29 November 2021

Forget about the house, who gets the dog? – Who keeps the pets on divorce?

SHARE

For more information on the divorce process contact our Family and Relationships team today and book a consultation on 01284 767766

Pets have long since been part of families all over the country and so it is unsurprising to hear that more and more frequently they are at the heart of any separation dispute.

Many people will consider that the question of who will care for the family pet after separation should be a carefully thought out one. Some will deem it as important a decision as where the children will live and should be treated as such.

The approach taken by the Courts in England and Wales upon separation however does not allow for considerations to be made regarding the welfare of any pet or the emotional ties the parties will have towards them. The harsh reality is that pets will be considered as property, much like a sofa or a car. Although this seems difficult to understand, the Court cannot make any type of living arrangements when it comes to a family pet.

Interestingly, the state of Alaska has recently introduced a statute which treats the consideration of pets more like children. Judges are required to take into consideration ‘the well-being of the animal’ when determining the arrangement for any pet. Their default option is to assign joint custody of the pets, like the preferred option for children. No doubt there would be much support for a similar approach to be adopted here.

At least at the moment however, to avoid the emotional ordeal of determining who should have the right to custody of a pet, any agreement regarding the care of the animal on separation should be formally recorded. A ‘Pet-Nuptial’ agreement can be entered into between parties to clearly set out the arrangement for any pet in the event of a separation or the end of cohabitation.

Alternatively, if parties are due to be married or are married, a Pre-Nuptial or Post-Nuptial Agreement or in the case of cohabiting couples, a Cohabitation Agreement, can include the agreement in relation to any pets along with other considerations that would be made on separation.

Our Family and Relationships team are accredited by Resolution first for Family Law. We work in your best interest to reduce conflict and reduce emotional burden throughout the process. For more information on divorce, separation and how we can support you through a relationship breakdown. Contact our team today on 01284 767766.

Please note this article is provided for general information purposes only to clients and friends of Atkins Dellow LLP. It is not intended to impart legal advice on any matter. Specialist advice should be taken in relation to specific circumstances. Whilst we endeavour to ensure that the information in this article is correct, no warranty, express or implied, is given as to its accuracy, and Atkins Dellow LLP does not accept any liability for error or omission.

© Atkins Dellow LLP 2021

More Insights

A Good Divorce?

A Good Divorce?

SHAREFor more information on how to best to accomplish having a ‘Good Divorce’, get in touch with our Family & Relationships team today on 01284 767766.Each year Resolution, a national family law association committed to promoting amicable...

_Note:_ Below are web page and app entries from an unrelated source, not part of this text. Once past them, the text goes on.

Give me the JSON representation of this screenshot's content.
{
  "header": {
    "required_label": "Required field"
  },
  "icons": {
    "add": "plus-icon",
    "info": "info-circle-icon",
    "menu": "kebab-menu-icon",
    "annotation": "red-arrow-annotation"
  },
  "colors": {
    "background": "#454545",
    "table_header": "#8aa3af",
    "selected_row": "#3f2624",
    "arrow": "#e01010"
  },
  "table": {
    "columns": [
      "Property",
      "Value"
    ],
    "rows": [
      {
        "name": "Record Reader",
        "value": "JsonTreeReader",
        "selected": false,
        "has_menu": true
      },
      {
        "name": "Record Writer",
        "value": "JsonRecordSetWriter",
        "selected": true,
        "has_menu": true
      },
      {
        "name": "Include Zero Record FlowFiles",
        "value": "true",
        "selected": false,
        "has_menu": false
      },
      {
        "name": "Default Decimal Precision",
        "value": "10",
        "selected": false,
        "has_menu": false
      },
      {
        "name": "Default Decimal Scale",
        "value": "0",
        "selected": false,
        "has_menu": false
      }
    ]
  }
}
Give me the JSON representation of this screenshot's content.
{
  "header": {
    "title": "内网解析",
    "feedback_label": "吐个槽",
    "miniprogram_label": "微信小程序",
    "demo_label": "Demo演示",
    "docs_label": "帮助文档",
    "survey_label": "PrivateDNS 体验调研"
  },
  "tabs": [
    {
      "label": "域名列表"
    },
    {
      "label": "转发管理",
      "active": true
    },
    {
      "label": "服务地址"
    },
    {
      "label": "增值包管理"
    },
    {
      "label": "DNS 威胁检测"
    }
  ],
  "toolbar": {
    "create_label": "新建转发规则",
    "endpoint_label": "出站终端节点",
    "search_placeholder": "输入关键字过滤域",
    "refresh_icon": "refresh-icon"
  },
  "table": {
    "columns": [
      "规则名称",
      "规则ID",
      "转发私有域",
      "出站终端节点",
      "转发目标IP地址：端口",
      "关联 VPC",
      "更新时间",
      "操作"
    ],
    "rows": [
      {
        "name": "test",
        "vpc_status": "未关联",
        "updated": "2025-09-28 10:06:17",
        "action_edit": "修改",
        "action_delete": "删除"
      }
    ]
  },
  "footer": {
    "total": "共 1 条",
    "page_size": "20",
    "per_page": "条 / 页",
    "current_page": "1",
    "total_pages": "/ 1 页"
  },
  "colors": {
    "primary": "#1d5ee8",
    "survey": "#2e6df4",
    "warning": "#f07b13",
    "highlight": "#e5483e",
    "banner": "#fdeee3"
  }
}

read more
Living Together Myths

Living Together Myths

SHAREFor more information on the facts and myths about co-habitation get in touch with our team today on 01284 767766. We have offices in Bury St. Edmunds, Sudbury and London and would love to give you the clarity and understanding you need.According...

read more

We’re here to help